Market News & Headlines >> Planting Still Ahead Despite Eastern Lag
Nationwide corn and soybean planting progress remained ahead of the five-year averages last week, but progress continued to lag in the eastern Corn Belt amid wet conditions there.
USDA pegged U.S. corn planting at 86% complete as of May 22, up 11 percentage points from a week earlier and 1 point ahead of the average pace, but 4 points behind a year earlier. Soybean planting was pegged at 56% complete, up 20 points from a week earlier, on par with a year earlier and 4 points ahead of the average pace.
An estimated 60% of the U.S. corn crop was emerged, up from 43% a week earlier and the five-year average of 5%, but behind last year’s 69%. Some 22% of the U.S. soybean crop was estimated to be emerged, up from 10% a week earlier and the average pace of 21%, but behind last year’s 27%.
Both corn and soybean planting continued to lag behind the average pace in the eastern growing states of Indiana, Ohio and Michigan.

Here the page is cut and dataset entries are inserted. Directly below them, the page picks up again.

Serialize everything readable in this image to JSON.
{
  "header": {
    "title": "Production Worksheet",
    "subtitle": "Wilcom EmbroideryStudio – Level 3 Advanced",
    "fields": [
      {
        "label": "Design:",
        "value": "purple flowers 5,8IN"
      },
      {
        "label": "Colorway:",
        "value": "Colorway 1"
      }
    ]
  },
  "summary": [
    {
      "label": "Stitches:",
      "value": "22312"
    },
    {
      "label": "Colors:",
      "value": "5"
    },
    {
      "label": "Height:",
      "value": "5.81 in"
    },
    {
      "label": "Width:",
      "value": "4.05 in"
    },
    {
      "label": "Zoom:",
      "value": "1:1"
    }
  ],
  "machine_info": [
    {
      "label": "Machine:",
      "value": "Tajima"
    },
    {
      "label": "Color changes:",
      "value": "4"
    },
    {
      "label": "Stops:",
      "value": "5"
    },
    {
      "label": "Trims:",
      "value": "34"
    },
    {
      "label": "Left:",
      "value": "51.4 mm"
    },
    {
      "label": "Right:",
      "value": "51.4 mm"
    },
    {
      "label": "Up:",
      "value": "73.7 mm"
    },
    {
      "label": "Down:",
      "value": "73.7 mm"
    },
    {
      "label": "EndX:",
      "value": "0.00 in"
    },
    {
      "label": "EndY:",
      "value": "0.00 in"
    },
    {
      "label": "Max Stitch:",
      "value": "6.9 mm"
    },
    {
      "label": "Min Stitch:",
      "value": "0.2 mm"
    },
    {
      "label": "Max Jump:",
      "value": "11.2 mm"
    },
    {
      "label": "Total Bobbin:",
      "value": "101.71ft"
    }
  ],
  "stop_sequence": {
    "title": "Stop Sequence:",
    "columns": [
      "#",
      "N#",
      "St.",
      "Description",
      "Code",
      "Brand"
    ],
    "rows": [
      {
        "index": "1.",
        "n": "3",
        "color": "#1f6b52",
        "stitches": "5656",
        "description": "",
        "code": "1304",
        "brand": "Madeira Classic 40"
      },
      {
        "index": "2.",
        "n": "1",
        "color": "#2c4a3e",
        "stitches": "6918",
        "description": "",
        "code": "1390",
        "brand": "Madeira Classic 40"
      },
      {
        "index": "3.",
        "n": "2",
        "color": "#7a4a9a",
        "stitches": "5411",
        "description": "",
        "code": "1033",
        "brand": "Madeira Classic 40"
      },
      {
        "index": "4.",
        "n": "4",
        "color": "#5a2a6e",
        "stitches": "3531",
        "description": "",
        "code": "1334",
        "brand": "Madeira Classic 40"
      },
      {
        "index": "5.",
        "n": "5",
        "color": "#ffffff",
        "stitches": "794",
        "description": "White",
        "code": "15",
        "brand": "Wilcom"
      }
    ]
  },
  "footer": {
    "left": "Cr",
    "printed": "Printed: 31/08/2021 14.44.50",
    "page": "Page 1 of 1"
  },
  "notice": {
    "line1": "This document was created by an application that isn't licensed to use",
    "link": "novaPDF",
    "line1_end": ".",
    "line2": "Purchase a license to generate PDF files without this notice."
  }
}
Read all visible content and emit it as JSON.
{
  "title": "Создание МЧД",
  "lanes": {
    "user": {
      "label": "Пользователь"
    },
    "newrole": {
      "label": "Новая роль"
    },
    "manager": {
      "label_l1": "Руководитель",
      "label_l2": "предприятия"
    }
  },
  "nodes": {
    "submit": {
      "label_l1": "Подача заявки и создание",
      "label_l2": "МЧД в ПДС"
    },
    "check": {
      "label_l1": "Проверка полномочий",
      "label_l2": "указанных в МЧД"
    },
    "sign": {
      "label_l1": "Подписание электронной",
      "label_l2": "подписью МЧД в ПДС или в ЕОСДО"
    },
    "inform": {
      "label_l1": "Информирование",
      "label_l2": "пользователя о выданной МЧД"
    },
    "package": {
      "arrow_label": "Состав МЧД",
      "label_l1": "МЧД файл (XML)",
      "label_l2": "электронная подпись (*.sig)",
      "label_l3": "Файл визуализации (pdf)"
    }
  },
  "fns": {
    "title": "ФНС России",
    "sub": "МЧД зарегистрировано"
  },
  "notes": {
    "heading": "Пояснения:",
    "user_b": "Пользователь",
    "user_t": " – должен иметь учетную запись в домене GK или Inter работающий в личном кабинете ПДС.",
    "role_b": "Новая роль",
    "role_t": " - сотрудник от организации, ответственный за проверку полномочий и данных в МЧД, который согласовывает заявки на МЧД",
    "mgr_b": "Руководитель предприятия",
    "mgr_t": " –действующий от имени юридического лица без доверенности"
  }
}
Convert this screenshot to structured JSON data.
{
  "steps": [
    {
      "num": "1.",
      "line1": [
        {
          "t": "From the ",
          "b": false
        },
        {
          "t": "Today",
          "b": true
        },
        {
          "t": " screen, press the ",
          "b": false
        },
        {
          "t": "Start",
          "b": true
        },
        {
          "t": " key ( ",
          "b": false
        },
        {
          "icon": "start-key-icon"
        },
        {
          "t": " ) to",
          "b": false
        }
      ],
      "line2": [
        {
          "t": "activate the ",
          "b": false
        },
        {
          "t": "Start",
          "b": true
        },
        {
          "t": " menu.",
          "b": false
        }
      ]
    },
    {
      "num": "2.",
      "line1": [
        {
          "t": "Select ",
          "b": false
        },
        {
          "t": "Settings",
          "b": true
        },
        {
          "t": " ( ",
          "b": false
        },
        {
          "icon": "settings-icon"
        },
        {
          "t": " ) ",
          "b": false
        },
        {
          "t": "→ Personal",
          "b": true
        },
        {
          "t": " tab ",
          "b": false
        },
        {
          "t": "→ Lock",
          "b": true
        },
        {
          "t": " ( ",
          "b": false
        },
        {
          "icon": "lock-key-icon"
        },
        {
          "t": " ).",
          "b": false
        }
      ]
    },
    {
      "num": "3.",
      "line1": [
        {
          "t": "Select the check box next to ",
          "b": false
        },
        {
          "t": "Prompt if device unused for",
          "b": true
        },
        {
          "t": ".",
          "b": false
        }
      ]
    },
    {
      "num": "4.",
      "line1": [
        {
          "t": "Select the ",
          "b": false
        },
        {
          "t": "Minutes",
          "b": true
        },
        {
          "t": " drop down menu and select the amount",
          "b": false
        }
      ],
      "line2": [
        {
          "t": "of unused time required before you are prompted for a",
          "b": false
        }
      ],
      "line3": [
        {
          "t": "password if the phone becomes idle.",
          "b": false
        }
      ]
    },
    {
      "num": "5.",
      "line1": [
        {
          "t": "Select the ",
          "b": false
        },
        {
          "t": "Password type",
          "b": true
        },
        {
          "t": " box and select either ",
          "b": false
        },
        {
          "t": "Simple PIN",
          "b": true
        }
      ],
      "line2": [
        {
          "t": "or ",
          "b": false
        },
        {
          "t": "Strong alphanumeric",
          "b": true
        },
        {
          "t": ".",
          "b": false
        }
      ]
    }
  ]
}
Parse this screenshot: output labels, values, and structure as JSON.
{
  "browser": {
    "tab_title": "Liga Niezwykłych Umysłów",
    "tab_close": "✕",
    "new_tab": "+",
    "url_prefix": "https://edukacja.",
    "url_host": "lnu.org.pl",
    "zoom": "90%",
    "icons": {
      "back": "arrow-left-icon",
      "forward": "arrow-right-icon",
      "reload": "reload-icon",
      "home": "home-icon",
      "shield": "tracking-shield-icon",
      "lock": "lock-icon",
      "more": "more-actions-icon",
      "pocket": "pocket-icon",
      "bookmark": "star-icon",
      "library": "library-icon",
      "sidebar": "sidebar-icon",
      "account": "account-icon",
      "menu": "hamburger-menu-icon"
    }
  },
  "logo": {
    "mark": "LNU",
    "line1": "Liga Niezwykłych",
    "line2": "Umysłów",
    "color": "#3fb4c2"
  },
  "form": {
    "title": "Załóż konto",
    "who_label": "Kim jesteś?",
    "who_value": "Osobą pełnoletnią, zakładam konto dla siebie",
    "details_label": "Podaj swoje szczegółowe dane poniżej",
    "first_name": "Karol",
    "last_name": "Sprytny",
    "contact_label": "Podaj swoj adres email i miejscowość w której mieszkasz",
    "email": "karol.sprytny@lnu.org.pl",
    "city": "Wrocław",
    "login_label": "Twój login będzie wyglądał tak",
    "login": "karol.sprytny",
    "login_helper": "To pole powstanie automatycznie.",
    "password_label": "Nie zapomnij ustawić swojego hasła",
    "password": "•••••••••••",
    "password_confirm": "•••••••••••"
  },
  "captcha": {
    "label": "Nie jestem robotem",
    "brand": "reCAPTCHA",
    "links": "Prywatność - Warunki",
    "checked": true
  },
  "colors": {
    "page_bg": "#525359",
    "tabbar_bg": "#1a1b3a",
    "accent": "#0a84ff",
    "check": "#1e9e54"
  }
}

An estimated 62% of Indiana’s corn crop was planted versus a five-year average of 77%, while 51% of Ohio corn acreage was planted versus an average of 66% and 65% of the Michigan crop was planted against an average of 72%. Crop emergence lagged similarly in Indiana and Ohio, while only 17% of the Michigan crop was emerged, 21 points behind the average pace.
Only 31% of Indiana soybean acreage had been planted, versus a five-year average of 50%, while just 22% of the Ohio crop had been planted against an average of 46% and 34% of the Michigan crop was in the ground compared with an average of 48%.